**Items from an interface collection**
· · · · ·

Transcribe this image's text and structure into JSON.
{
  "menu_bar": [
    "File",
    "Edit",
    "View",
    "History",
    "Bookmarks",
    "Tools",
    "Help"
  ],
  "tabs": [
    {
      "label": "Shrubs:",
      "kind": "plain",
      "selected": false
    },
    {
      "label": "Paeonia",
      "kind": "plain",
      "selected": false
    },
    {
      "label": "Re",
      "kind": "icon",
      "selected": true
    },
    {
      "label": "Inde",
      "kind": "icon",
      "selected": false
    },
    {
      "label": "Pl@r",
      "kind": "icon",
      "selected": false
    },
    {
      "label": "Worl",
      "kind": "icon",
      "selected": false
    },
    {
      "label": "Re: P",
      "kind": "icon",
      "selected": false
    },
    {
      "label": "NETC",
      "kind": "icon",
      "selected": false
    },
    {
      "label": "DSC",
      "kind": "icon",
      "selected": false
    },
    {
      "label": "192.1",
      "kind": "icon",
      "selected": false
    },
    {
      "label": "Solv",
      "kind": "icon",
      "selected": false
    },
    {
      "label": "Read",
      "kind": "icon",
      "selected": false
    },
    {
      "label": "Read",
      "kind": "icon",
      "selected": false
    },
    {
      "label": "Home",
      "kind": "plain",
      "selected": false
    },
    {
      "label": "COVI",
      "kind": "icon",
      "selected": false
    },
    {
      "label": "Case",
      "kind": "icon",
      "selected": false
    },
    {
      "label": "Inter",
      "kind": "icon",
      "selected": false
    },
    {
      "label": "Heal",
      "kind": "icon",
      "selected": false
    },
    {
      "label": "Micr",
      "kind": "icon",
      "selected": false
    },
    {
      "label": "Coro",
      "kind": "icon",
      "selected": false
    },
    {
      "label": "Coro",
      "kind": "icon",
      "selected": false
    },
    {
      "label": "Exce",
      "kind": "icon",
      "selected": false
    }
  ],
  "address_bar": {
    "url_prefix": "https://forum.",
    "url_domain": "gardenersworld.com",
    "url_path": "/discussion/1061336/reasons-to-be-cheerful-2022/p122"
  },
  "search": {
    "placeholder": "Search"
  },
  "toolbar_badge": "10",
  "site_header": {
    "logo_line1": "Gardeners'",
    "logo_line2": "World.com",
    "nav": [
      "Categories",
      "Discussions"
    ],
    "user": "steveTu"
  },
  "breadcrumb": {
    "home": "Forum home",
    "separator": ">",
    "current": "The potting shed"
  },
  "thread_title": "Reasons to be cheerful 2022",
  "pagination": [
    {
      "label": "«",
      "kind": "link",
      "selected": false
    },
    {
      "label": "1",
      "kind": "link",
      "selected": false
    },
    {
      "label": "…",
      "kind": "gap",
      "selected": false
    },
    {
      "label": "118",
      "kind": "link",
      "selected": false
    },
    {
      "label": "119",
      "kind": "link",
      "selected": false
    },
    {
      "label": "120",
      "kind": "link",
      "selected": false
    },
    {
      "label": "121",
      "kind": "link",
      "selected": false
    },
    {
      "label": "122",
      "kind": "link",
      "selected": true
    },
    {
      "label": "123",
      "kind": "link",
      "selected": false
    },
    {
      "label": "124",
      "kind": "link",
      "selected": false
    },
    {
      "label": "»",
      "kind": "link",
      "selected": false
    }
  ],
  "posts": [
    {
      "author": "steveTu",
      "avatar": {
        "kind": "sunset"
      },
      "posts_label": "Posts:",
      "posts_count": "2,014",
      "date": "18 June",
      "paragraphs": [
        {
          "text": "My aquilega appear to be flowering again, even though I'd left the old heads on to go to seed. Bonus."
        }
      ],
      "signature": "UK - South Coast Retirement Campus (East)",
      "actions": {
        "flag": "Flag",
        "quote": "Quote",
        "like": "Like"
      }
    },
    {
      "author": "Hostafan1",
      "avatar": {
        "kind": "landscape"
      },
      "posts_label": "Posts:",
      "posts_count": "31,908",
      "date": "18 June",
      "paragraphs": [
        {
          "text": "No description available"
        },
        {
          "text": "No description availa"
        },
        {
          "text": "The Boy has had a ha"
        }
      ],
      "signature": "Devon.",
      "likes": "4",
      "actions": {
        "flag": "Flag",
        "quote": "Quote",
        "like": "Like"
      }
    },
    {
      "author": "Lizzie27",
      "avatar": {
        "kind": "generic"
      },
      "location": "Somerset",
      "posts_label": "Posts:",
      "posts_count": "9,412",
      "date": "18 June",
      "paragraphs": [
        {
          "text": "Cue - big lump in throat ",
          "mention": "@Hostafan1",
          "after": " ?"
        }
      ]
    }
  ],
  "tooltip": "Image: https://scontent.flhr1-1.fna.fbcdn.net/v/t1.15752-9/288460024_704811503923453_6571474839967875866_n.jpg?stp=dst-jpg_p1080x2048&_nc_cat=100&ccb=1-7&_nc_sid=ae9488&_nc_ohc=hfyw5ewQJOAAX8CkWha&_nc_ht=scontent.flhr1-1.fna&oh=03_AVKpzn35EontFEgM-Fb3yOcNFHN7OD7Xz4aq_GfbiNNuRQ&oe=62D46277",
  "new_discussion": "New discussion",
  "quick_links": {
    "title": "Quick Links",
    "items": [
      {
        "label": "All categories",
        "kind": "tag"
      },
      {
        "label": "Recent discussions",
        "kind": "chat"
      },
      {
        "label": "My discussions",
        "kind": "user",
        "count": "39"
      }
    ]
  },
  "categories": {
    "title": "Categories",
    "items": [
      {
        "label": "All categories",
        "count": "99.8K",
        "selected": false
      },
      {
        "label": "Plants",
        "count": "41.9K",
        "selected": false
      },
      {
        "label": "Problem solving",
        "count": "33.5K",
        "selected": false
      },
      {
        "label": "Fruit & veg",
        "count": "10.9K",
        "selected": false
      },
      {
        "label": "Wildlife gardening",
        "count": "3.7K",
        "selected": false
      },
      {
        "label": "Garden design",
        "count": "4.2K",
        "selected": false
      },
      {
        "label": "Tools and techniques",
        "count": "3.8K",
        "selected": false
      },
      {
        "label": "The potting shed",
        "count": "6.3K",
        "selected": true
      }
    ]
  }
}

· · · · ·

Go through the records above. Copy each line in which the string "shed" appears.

**THE ANSWER**
    "current": "The potting shed"
        "label": "The potting shed",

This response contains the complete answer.